But Hall's office has no policing authority, and his 287(g) deputies can't take action until Metro police send someone to jail. Over the course of the four-year program, many in the advocate community have suggested police followed the sheriff's lead by arresting those whom officers suspect to be undocumented for pretty much anything — especially not having a driver's license.
Elliott Ozment, the Nashville immigration attorney, is engaged in a lawsuit that could invalidate the city's 287(g) program as an overreach of Hall's law enforcement powers as sheriff.
"The program was sold as a device to catch and deport 'dangerous criminal aliens,' yet has been often implemented to deport persons who have been charged with nothing more serious than driving without a license, often after being stopped on the street through the use of racial profiling," Ozment says.
Metro police spokeswoman Kristin Mumford vehemently denies that accusation, accusing Ozment and other advocates who push it of "fear-mongering." She claims the department maintains a good ongoing relationship with the city's Hispanic communities. She also cites official police policy, which encourages officers to give citations to those who don't have a driver's license when possible.
"The officers are not targeting Hispanics," Mumford says. "He went to great lengths to try and identify her."
Gonzalez spent almost three days in jail. When she was released on her own recognizance, she says deputies there wouldn't allow her to use the phone to call for a ride home. She walked the two-hour trip instead.
Karla Weikal, spokeswoman for the sheriff's office, says Gonzalez should've had access to either jail phones or, at least, a pay phone in the lobby. She also denies Gonzalez's allegations that deputies there told her she would never see her family again, and that she'd never get to complete her education because she would be deported.
"Individuals who are incarcerated make many allegations," Weikal says. "We have no reason to believe these allegations are true."
Adrienne Schlichtemier, who as regional attorney for the group Justice For Our Neighbors is representing Gonzalez, says the teen doesn't plan to take legal action against the sheriff's office.
Gonzalez recently received a summons to appear in a Memphis immigration court, and though she doesn't yet know the date, Schlichtemier estimates the hearing will take place sometime in September.
Before then, Schlichtemier plans to petition ICE for a deferred action, a type of prosecutorial discretion that would give Gonzalez temporary status for a year. Considered a humanitarian gesture, such a move would acknowledge that Gonzalez — with good standing in the community, no prior record and no hint of violence — would also be eligible for the DREAM Act, were it to pass.
Manolo Lem, a man of Chinese descent brought to the U.S. from Venezuela at age 2, received deferred status from ICE in early May. The MTSU grad had been placed in deportation proceedings and would've been sent to Venezuela — despite the fact that he was raised in Tennessee, speaks no Spanish and has no family in that country.

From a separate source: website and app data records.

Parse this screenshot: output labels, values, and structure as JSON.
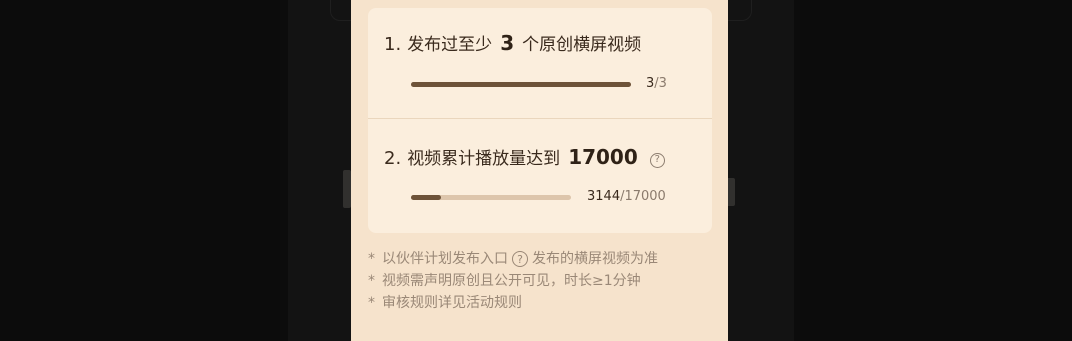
{
  "task1": {
    "index": "1.",
    "prefix": "发布过至少",
    "target": "3",
    "suffix": "个原创横屏视频",
    "progress_current": "3",
    "progress_total": "/3",
    "progress_fraction": 1.0
  },
  "task2": {
    "index": "2.",
    "prefix": "视频累计播放量达到",
    "target": "17000",
    "help_icon": "question-circle-icon",
    "progress_current": "3144",
    "progress_total": "/17000",
    "progress_fraction": 0.185
  },
  "notes": [
    {
      "star": "*",
      "before": "以伙伴计划发布入口",
      "icon": "question-circle-icon",
      "after": "发布的横屏视频为准"
    },
    {
      "star": "*",
      "text": "视频需声明原创且公开可见，时长≥1分钟"
    },
    {
      "star": "*",
      "text": "审核规则详见活动规则"
    }
  ],
  "colors": {
    "panel": "#f6e3cc",
    "card": "#fbeedd",
    "progress_fill": "#6d5238",
    "progress_track": "#ddc5ab"
  }
}
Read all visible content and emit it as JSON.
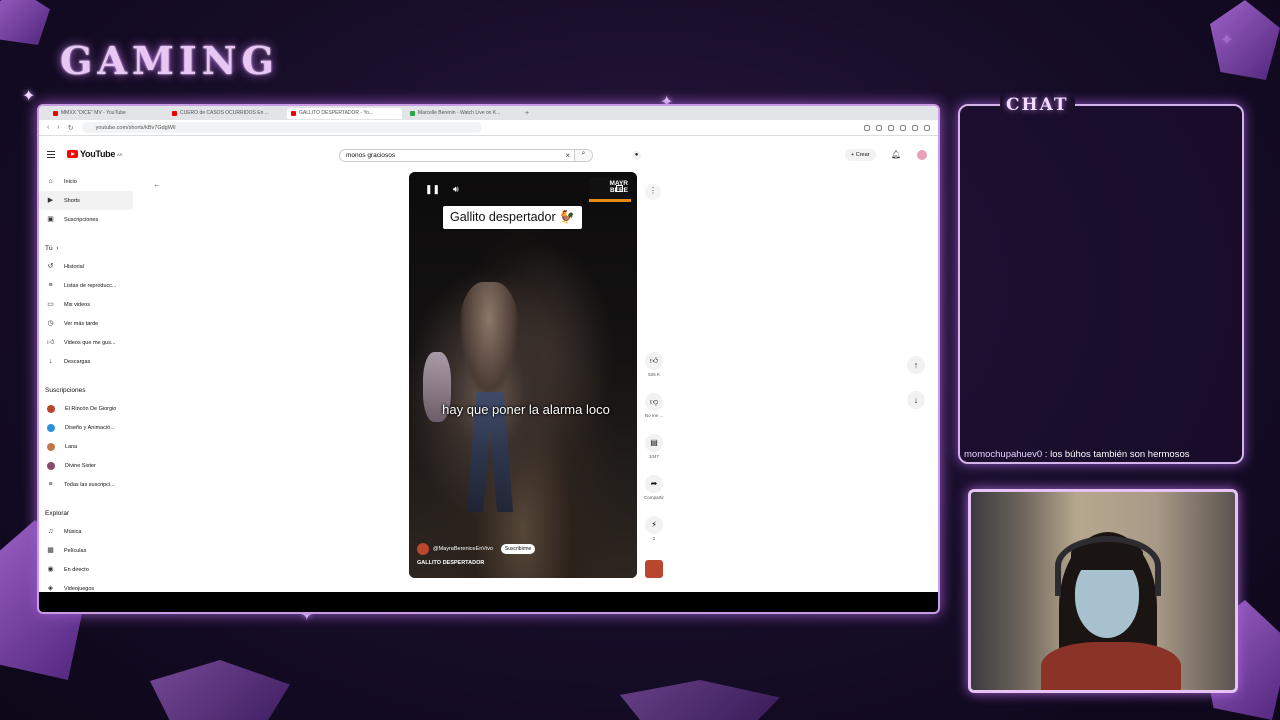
{
  "overlay": {
    "title": "GAMING",
    "chat_title": "CHAT",
    "chat_message": {
      "user": "momochupahuev0",
      "text": " : los búhos también son hermosos"
    }
  },
  "browser": {
    "tabs": [
      {
        "label": "MMXX \"DICE\" MV - YouTube",
        "active": false,
        "icon": "youtube"
      },
      {
        "label": "CUERO de CASOS OCURRIDOS En ...",
        "active": false,
        "icon": "youtube"
      },
      {
        "label": "GALLITO DESPERTADOR - Yo...",
        "active": true,
        "icon": "youtube"
      },
      {
        "label": "Marcelle Berenin - Watch Live on K...",
        "active": false,
        "icon": "kick"
      }
    ],
    "new_tab": "+",
    "url": "youtube.com/shorts/kBv7GdgWiI"
  },
  "youtube": {
    "logo_text": "YouTube",
    "logo_sup": "AR",
    "search_value": "monos graciosos",
    "create_label": "+ Crear",
    "sidebar": {
      "main": [
        {
          "label": "Inicio",
          "icon": "home-icon"
        },
        {
          "label": "Shorts",
          "icon": "shorts-icon"
        },
        {
          "label": "Suscripciones",
          "icon": "subscriptions-icon"
        }
      ],
      "you_header": "Tú",
      "you": [
        {
          "label": "Historial",
          "icon": "history-icon"
        },
        {
          "label": "Listas de reproducc...",
          "icon": "playlist-icon"
        },
        {
          "label": "Mis videos",
          "icon": "video-icon"
        },
        {
          "label": "Ver más tarde",
          "icon": "clock-icon"
        },
        {
          "label": "Videos que me gus...",
          "icon": "like-icon"
        },
        {
          "label": "Descargas",
          "icon": "download-icon"
        }
      ],
      "subs_header": "Suscripciones",
      "subs": [
        {
          "label": "El Rincón De Giorgio",
          "color": "#b8472e"
        },
        {
          "label": "Diseño y Animació...",
          "color": "#2f8fd6"
        },
        {
          "label": "Lana",
          "color": "#c07a4a"
        },
        {
          "label": "Divine Sister",
          "color": "#8a4a6a"
        },
        {
          "label": "Todas las suscripci...",
          "color": ""
        }
      ],
      "explore_header": "Explorar",
      "explore": [
        {
          "label": "Música",
          "icon": "music-icon"
        },
        {
          "label": "Películas",
          "icon": "film-icon"
        },
        {
          "label": "En directo",
          "icon": "live-icon"
        },
        {
          "label": "Videojuegos",
          "icon": "game-icon"
        }
      ]
    },
    "short": {
      "title_card": "Gallito despertador 🐓",
      "caption": "hay que poner la alarma loco",
      "channel": "@MayraBereniceEnVivo",
      "subscribe": "Suscribirme",
      "title": "GALLITO DESPERTADOR",
      "badge": "MAYR BERE"
    },
    "actions": {
      "likes": "526 K",
      "dislike": "No me ...",
      "comments": "1047",
      "share": "Compartir",
      "remix": "2"
    }
  }
}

He would also qualify for the DREAM Act.
The Tennessee Immigrant and Refugee Rights Coalition worked with United We Dream, a national coalition led by young people advocating for the DREAM Act, to coordinate the ultimately successful petitioning campaign for Lem. They're doing the same now for Gonzalez: An online petition urging leniency had 2,385 signatures as of Tuesday. According to TIRRC's Amelia Post, letters and other communications from supporters bring the total to about 3,000. All of that will go into the request for deferred action.
"My situation is really bad, but hopefully it will stop," Gonzalez says, leaving aside for a moment the gravity of the ordeal. "We still have hope."